Realistically all these issues are symptomatic of one thing: trying to do too much with not enough resources. All of the ideas that are implemented in The Technomancer are solid however their execution is sorely lacking. It smacks of a development team that simply didn’t have enough people or time to get the things done that they wanted to. With the average game completion hovering around 26 hours or so they could have easily cut it in half and still had a great length RPG on their hands. Instead however Spiders chose to try and pack as much in as they could and the overall quality of the game suffered as a result. Whilst this should be unsurprising (since this is kind of their thing) if Spiders ever wants to drag themselves out of the B-grade hell they’ve found themselves in they’re going to have to change the way in which they approach building games.

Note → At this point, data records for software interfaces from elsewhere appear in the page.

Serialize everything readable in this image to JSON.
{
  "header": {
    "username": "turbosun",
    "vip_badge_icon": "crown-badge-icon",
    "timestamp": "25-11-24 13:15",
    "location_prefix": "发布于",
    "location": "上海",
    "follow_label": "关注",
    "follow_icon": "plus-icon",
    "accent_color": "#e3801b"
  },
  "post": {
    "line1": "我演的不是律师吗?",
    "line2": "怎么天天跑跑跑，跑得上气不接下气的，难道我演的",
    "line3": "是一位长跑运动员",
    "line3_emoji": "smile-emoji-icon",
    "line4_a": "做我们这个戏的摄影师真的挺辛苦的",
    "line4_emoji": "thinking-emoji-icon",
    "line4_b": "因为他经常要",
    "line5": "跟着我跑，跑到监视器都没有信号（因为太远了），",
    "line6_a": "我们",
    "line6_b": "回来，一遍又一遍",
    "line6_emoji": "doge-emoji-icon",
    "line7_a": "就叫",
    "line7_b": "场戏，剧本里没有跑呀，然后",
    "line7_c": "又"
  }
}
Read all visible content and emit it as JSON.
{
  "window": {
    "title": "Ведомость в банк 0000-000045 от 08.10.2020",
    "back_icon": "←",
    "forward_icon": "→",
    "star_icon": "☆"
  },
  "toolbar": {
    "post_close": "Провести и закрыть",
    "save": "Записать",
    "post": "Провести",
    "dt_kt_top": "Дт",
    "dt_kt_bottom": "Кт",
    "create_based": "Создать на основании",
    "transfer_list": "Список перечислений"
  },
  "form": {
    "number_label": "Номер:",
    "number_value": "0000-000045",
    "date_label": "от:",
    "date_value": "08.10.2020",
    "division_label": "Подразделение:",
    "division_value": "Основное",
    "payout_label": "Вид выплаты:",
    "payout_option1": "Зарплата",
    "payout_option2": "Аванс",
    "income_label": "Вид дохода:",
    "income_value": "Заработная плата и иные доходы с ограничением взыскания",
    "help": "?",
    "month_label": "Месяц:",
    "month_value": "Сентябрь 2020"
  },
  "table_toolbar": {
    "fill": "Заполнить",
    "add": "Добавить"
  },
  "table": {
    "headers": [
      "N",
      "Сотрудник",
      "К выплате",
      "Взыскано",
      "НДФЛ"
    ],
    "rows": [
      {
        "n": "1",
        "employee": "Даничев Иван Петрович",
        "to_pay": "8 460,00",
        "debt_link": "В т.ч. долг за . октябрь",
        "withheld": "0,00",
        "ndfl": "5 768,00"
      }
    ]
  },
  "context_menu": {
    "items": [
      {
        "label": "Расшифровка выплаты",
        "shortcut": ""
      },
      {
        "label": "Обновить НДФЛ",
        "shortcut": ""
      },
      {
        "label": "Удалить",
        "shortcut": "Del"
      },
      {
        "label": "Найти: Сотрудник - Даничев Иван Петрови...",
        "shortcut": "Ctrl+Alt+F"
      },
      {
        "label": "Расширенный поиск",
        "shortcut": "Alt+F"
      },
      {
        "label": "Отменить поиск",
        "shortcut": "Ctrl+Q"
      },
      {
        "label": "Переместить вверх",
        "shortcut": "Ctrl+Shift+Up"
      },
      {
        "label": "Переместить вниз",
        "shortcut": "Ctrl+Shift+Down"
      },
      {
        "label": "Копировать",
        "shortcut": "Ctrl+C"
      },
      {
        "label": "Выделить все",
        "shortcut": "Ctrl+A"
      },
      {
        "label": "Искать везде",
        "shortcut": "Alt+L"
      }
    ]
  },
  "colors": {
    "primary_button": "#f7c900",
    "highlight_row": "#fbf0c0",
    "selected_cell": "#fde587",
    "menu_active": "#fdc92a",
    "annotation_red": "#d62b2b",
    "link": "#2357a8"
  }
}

The Technomancer is another unfortunate swing and miss for Spiders, once again aspiring to the greatness that it never achieved. Whilst The Technomancer has all the trappings of an AAA RPG none of them are implemented well or fully, leaving the resulting experience feeling half-baked at best. To be sure though this is Spiders’ best effort to date but the mistakes that they’ve made before still seem to haunt them even to this day. I can really only recommend this if you’re as twisted as me and like playing a train wreck from time to time, just to remind you how good most games are these days.
The Technomancer is available on PC, Xbox One and PlayStation 4 right now for $45, $57 and $57 respectively. Game was played on the PC with 14 hours of total play time and 40% of the achievements unlocked.